◆ **What to work on**: Tell me how many lines in the data below hold the string "value", and say nothing else.

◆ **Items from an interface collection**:
-- -- --

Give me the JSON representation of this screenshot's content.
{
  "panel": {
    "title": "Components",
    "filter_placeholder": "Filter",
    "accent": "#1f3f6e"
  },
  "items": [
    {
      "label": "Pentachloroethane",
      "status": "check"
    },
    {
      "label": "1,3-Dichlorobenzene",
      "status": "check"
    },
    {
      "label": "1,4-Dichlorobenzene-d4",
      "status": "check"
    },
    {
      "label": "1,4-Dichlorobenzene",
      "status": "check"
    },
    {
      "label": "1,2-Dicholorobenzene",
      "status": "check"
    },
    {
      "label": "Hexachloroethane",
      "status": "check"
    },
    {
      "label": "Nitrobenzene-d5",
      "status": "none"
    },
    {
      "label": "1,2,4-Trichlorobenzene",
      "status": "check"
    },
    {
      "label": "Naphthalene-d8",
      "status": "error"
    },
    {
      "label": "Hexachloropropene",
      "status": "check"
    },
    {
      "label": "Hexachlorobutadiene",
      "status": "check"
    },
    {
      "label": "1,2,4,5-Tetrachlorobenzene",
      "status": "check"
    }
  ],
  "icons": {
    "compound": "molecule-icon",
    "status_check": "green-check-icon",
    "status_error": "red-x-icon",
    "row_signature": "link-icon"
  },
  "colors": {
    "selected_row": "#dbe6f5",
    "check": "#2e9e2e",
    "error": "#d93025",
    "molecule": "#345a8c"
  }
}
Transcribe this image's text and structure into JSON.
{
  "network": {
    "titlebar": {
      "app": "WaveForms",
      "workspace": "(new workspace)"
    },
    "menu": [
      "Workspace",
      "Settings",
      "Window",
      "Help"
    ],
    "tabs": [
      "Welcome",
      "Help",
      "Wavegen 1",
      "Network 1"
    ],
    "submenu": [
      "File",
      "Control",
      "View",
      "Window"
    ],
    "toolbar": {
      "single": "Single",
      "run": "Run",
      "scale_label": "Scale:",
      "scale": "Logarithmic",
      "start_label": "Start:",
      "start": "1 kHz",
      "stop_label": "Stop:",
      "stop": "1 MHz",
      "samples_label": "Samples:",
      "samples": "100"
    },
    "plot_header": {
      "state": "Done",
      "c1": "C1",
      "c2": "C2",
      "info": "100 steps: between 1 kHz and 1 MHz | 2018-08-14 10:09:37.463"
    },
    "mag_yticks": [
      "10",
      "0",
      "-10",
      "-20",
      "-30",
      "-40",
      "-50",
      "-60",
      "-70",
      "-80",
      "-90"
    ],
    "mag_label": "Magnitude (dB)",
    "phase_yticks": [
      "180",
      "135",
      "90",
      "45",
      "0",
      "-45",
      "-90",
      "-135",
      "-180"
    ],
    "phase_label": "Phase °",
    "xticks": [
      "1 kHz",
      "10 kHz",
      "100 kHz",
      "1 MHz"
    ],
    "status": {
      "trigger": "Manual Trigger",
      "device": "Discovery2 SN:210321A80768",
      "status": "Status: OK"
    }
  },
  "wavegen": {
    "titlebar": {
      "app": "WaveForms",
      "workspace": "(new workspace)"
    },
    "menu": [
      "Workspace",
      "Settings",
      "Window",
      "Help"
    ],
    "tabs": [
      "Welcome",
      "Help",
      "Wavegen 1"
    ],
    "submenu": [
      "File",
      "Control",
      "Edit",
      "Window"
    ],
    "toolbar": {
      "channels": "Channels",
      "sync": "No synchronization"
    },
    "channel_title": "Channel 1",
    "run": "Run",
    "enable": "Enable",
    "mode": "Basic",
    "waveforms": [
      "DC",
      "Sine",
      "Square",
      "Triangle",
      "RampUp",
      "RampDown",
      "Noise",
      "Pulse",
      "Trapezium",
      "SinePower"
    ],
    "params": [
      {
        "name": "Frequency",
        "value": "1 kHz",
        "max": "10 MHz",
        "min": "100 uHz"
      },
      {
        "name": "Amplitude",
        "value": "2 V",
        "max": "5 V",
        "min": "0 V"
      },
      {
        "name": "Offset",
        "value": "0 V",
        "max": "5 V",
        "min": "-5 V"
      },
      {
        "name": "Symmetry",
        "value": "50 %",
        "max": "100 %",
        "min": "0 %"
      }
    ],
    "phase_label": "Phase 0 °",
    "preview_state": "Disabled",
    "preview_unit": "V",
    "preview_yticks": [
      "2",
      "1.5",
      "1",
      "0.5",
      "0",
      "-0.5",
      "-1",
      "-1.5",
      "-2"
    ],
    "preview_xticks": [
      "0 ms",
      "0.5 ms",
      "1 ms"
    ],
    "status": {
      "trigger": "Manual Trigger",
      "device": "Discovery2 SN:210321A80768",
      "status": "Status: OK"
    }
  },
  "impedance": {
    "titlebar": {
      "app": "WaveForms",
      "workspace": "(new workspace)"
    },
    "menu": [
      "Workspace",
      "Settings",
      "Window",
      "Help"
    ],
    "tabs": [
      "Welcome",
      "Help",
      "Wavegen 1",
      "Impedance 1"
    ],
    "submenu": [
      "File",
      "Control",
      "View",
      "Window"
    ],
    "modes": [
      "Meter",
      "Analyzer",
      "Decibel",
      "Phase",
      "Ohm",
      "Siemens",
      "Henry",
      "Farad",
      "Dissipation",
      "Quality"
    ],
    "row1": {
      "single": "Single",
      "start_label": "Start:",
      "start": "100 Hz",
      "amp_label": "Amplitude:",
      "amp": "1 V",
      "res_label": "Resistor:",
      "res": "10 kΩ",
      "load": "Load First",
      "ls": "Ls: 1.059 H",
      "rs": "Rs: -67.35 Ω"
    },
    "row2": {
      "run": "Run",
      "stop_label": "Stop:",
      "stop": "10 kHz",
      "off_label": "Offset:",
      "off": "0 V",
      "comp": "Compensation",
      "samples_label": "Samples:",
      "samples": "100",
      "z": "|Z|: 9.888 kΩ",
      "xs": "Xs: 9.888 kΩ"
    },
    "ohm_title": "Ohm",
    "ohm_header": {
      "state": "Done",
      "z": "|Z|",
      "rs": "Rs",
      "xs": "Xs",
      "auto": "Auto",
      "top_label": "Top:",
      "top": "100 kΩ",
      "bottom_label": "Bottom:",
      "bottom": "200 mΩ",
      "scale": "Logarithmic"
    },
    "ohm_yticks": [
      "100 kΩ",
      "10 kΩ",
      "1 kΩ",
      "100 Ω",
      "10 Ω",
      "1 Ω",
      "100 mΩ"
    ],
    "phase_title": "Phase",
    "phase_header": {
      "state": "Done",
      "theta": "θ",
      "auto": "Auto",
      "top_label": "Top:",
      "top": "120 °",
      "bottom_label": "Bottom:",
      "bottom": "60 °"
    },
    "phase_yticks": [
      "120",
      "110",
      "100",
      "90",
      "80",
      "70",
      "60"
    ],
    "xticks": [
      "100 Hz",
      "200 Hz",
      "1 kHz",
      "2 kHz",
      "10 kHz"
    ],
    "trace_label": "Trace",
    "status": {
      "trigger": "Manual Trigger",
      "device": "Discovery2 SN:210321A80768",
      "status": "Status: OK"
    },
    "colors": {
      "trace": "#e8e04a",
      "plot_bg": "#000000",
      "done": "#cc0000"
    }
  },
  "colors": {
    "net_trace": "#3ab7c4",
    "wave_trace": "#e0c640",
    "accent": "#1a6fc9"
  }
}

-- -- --

◆ **Solution**: 4